Triple A president Elise Dunweber and Marbella mayor Ángeles Muñoz. / josele

Triple A animal shelter gets makeover for 30th birthday

Just under 500 dogs and cats have been moved to temporary shelters while the work is being done, thanks to a team of volunteers who have spent days transporting them


Work has begun on the refurbishment and improvement of the Triple A animal shelter in Marbella. The project has started as the charity celebrates its 30th anniversary and is expected to be completed within a year. The facility will increase its surface area to almost 2,000 square metres and see an investment of more than 1.2 million euros.

The existing buildings will be used and prefabricated modules will be adapted to create separate areas for the different types of animals, which will make the facility more organised and structured. As well as the building work, the lighting will be replaced with LED lights, with the aim of modernising and improving energy efficiency.

Mayor of Marbella, Ángeles Muñoz, said on a recent visit to see the work, "it is a major project, which we have been developing for more than two years and which is very complex due to the nature of the land."

Just under 500 dogs and cats have been moved to temporary shelters while the work is being done, thanks to a team of volunteers who have spent days transporting them. "No one can imagine the scale of the work that is being done to ensure that everything runs as smoothly as possible," said Lily van Tongeren, vice-president of the new Triple A board and a volunteer for 30 years. "As each day goes by, we discover new needs, such as the roof of the dog’s shelter, which is now being installed," she explained.

The challenge now is making sure that all of the animals are homed accordingly: "There are dogs that can't be with others because of their behaviour, others that have to be in quarantine or puppies that have just arrived,” Lily explained explains adding that it’s the same for the cats.

Hauliers’ strike

The shelter was also affected by the recent hauliers’ strike as they rely on transport companies for food and beds. "I asked as many volunteers as possible to bring up what we needed with their vehicles," Lily said. "It takes a lot of hands. There are not enough people and definitely not enough money to take care of all the animals.” However, she remains upbeat and recognises that "we all do the best we can here: the volunteers, but also the council who respond to all our requests and do everything they can to help."

Increased capacity

Muñoz explained that the new headquarters "will be able to help 700 animals, significantly increasing the capacity of the association." It will have 70 modules for dogs and cats and a closed area of 610 square metres and an open area of 956 square metres.

There will also be 21 modules for other uses; an area for dogs, which will differentiate between large and small, and which will have a veterinary room with an operating theatre, recovery and washing area, as well as training areas, kennels and storage areas, and a similar space for cats, with a quarantine area for sick animals and another for recreation, with a central area for events.
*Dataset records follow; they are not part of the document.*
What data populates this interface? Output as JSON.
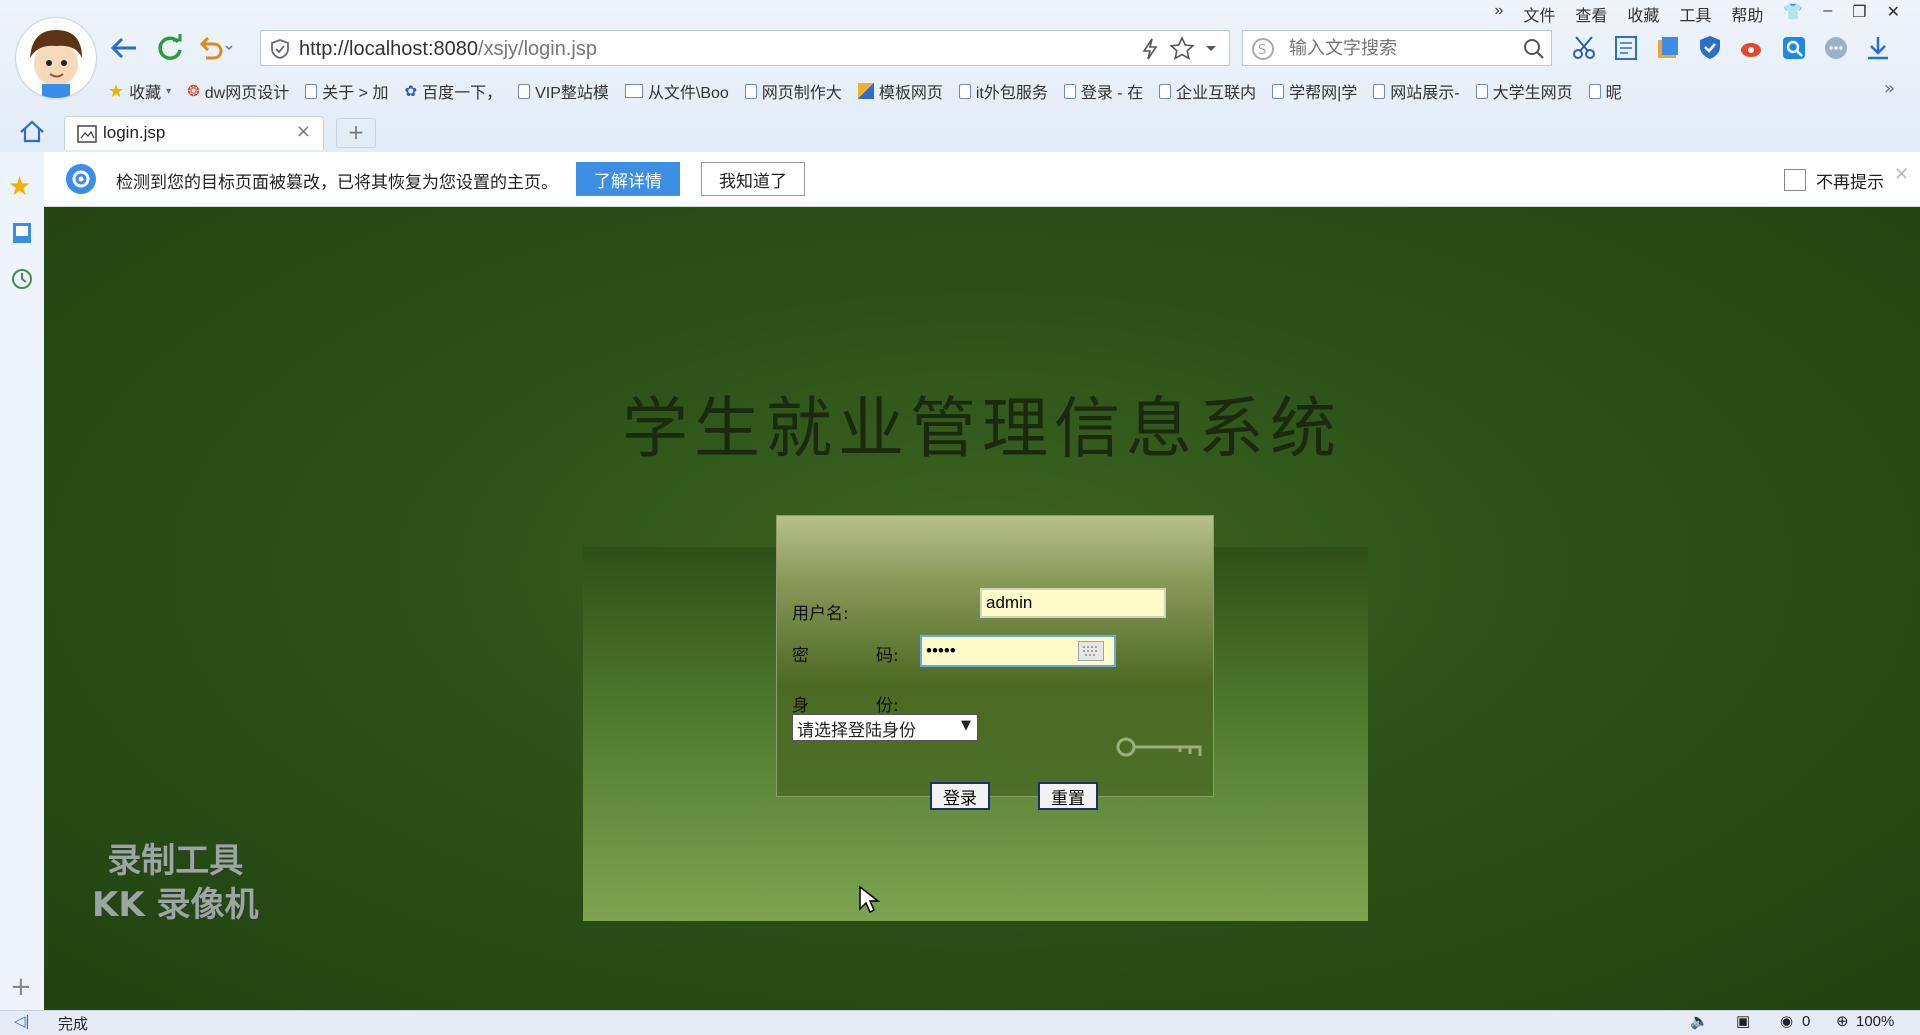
{
  "browser": {
    "menu": [
      "文件",
      "查看",
      "收藏",
      "工具",
      "帮助"
    ],
    "address": {
      "host": "http://localhost:8080",
      "path": "/xsjy/login.jsp"
    },
    "search": {
      "placeholder": "输入文字搜索"
    },
    "bookmarks": [
      "收藏",
      "dw网页设计",
      "关于 > 加",
      "百度一下，",
      "VIP整站模",
      "从文件\\Boo",
      "网页制作大",
      "模板网页",
      "it外包服务",
      "登录 - 在",
      "企业互联内",
      "学帮网|学",
      "网站展示-",
      "大学生网页",
      "昵"
    ],
    "tab": {
      "title": "login.jsp"
    },
    "infobar": {
      "message": "检测到您的目标页面被篡改，已将其恢复为您设置的主页。",
      "details_label": "了解详情",
      "gotit_label": "我知道了",
      "noremind_label": "不再提示"
    },
    "status": {
      "text": "完成",
      "count": "0",
      "zoom": "100%"
    }
  },
  "page": {
    "title": "学生就业管理信息系统",
    "form": {
      "username_label": "用户名:",
      "username_value": "admin",
      "password_label_a": "密",
      "password_label_b": "码:",
      "password_value": "•••••",
      "role_label_a": "身",
      "role_label_b": "份:",
      "role_selected": "请选择登陆身份",
      "login_label": "登录",
      "reset_label": "重置"
    },
    "watermark": {
      "line1": "录制工具",
      "line2": "KK 录像机"
    }
  }
}
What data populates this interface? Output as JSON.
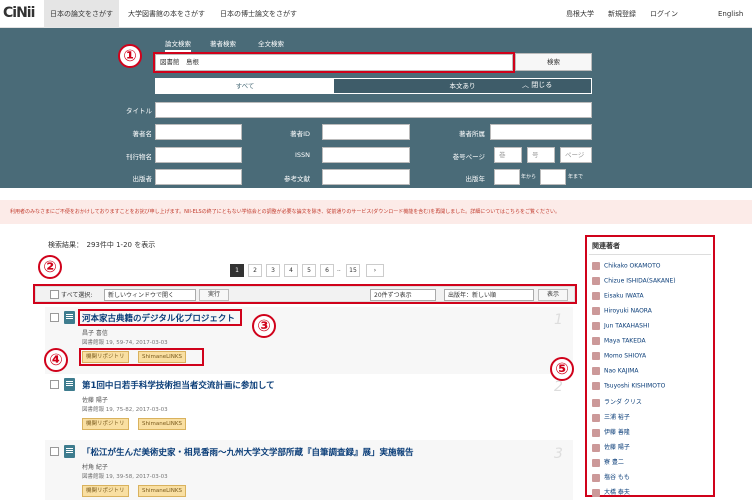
{
  "header": {
    "logo": "CiNii",
    "tabs": [
      "日本の論文をさがす",
      "大学図書館の本をさがす",
      "日本の博士論文をさがす"
    ],
    "right": [
      "島根大学",
      "新規登録",
      "ログイン",
      "English"
    ]
  },
  "search": {
    "tabs": [
      "論文検索",
      "著者検索",
      "全文検索"
    ],
    "query": "図書館　島根",
    "button": "検索",
    "toggle_all": "すべて",
    "toggle_fulltext": "本文あり",
    "close": "閉じる",
    "labels": {
      "title": "タイトル",
      "author": "著者名",
      "author_id": "著者ID",
      "affiliation": "著者所属",
      "journal": "刊行物名",
      "issn": "ISSN",
      "vol_page": "巻号ページ",
      "publisher": "出版者",
      "ref": "参考文献",
      "year": "出版年"
    },
    "placeholders": {
      "vol": "巻",
      "no": "号",
      "page": "ページ"
    },
    "year_from": "年から",
    "year_to": "年まで"
  },
  "notice": "利用者のみなさまにご不便をおかけしておりますことをお詫び申し上げます。NII-ELSの終了にともない学協会との調整が必要な論文を除き、従前通りのサービス(ダウンロード機能を含む)を再開しました。詳細についてはこちらをご覧ください。",
  "results": {
    "summary": "検索結果：　293件中 1-20 を表示",
    "pages": [
      "1",
      "2",
      "3",
      "4",
      "5",
      "6",
      "..",
      "15",
      "›"
    ],
    "select_all": "すべて選択:",
    "window_option": "新しいウィンドウで開く",
    "run": "実行",
    "per_page": "20件ずつ表示",
    "sort": "出版年：新しい順",
    "show": "表示",
    "items": [
      {
        "title": "河本家古典籍のデジタル化プロジェクト",
        "author": "昌子 喜信",
        "source": "図書館報 19, 59-74, 2017-03-03",
        "badges": [
          "機関リポジトリ",
          "ShimaneLINKS"
        ],
        "num": "1"
      },
      {
        "title": "第1回中日若手科学技術担当者交流計画に参加して",
        "author": "佐藤 陽子",
        "source": "図書館報 19, 75-82, 2017-03-03",
        "badges": [
          "機関リポジトリ",
          "ShimaneLINKS"
        ],
        "num": "2"
      },
      {
        "title": "「松江が生んだ美術史家・相見香雨～九州大学文学部所蔵『自筆調査録』展」実施報告",
        "author": "村角 紀子",
        "source": "図書館報 19, 39-58, 2017-03-03",
        "badges": [
          "機関リポジトリ",
          "ShimaneLINKS"
        ],
        "num": "3"
      }
    ]
  },
  "sidebar": {
    "title": "関連著者",
    "authors": [
      "Chikako OKAMOTO",
      "Chizue ISHIDA(SAKANE)",
      "Eisaku IWATA",
      "Hiroyuki NAORA",
      "Jun TAKAHASHI",
      "Maya TAKEDA",
      "Momo SHIOYA",
      "Nao KAJIMA",
      "Tsuyoshi KISHIMOTO",
      "ランダ クリス",
      "三浦 裕子",
      "伊藤 善隆",
      "佐藤 陽子",
      "寮 豊二",
      "塩谷 もも",
      "大橋 泰夫"
    ]
  },
  "annotations": [
    "①",
    "②",
    "③",
    "④",
    "⑤"
  ]
}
The president of Triple A, Elise Dunweber, said: "The launch of this project makes us very happy, because the association has been taking in the abandoned animals of Marbella and San Pedro Alcántara for three decades and it was essential to be able to have perfectly equipped facilities." In the meantime, whether in the old, the new or the provisional ones, the animals "are waiting for a chance to have a better life," added.